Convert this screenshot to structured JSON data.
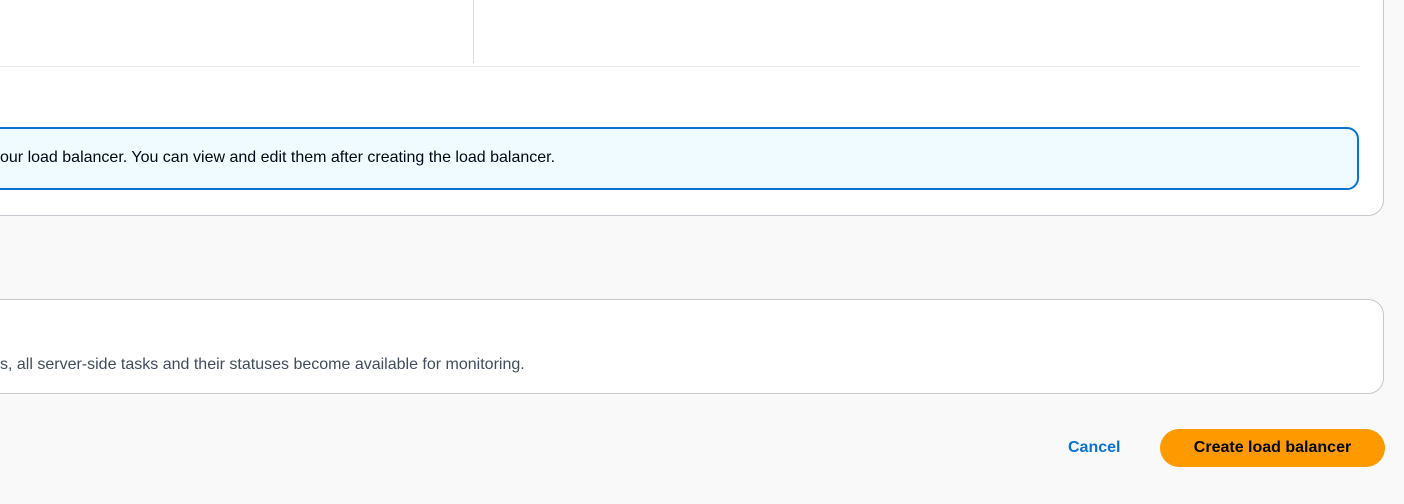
{
  "info_alert": {
    "text": "our load balancer. You can view and edit them after creating the load balancer."
  },
  "monitoring_section": {
    "text": "s, all server-side tasks and their statuses become available for monitoring."
  },
  "actions": {
    "cancel_label": "Cancel",
    "create_label": "Create load balancer"
  },
  "colors": {
    "primary_button": "#ff9900",
    "link": "#0972d3",
    "info_border": "#0972d3",
    "info_background": "#f0fbff"
  }
}
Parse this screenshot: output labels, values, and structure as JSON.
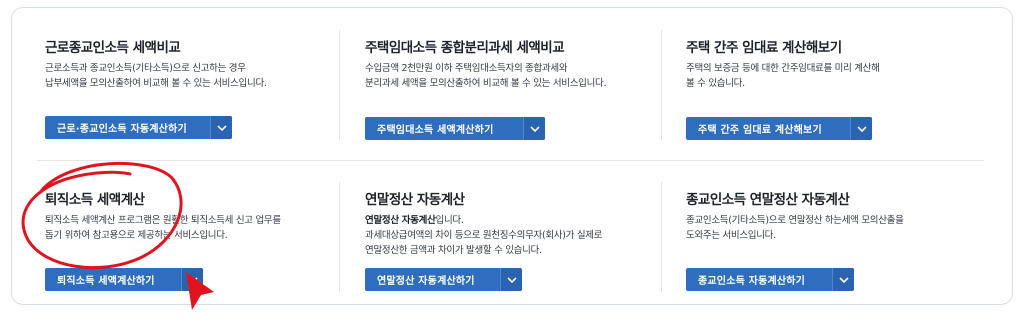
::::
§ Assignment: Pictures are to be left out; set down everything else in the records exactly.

§ Answer box:
Convert this screenshot to structured JSON data.
{
  "info_alert": {
    "text": "our load balancer. You can view and edit them after creating the load balancer."
  },
  "monitoring_section": {
    "text": "s, all server-side tasks and their statuses become available for monitoring."
  },
  "actions": {
    "cancel_label": "Cancel",
    "create_label": "Create load balancer"
  },
  "colors": {
    "primary_button": "#ff9900",
    "link": "#0972d3",
    "info_border": "#0972d3",
    "info_background": "#f0fbff"
  }
}
Parse this screenshot: output labels, values, and structure as JSON.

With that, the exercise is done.